HOUSE #1 is outside of Nashville , Tennessee ; it is the abode of the 'Environmentalist' Al Gore.
HOUSE #2 is on a ranch near Crawford , Texas ;it is the residence of the former President of the United States , George W. Bush.
Yes, it's "An inconvenient truth.."
I bring this up because President Bush has been severely criticized for the past 8 years that his policies were bad for the environment, while Vice President Gore has been proclaimed the savior of the planet. Well in my mind, actions speak louder than words.

Look at these houses... Whose actions do more to protect the environment?
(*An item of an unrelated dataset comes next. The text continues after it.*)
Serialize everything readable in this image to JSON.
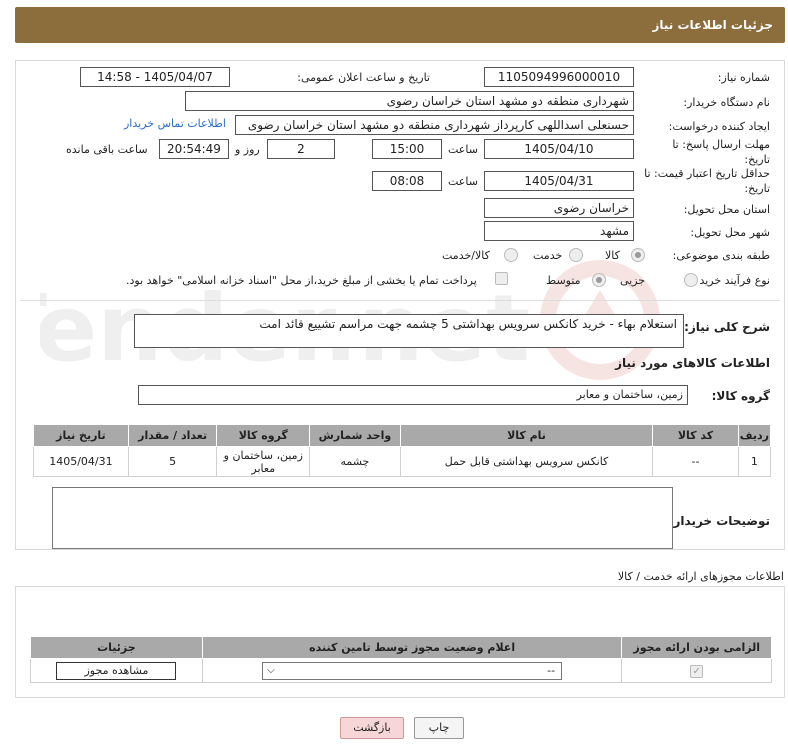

Add to it the fact that during the Bush years, the concentration of so-called greenhouse gases in the US were reduced more than in Europe where they embraced heavy handed government tactics that Bush wouldn't accept because they would destroy our economy.

Additionally, keep in mind that one of Bush's last actions as president was to designate the largest marine sanctuary in the world in the Pacific.

These actions are not mentioned in the press. Most people don't know about them and only hear about the dire straights the world is in because Bush let us drive SUV's instead of forcing higher CAFE standards. The environmental alarmists don't want to admit the good that has happened in the past 8 years because they don't want to give George Bush any credit whatsoever.

2010 Atlantic Hurricanes (courtesy of

NOAA Gulf of Mexico Radar (courtesy of

NOAA West Atlantic & Caribbean Radar (courtesy of

NOAA East Atlantic Radar (courtesy of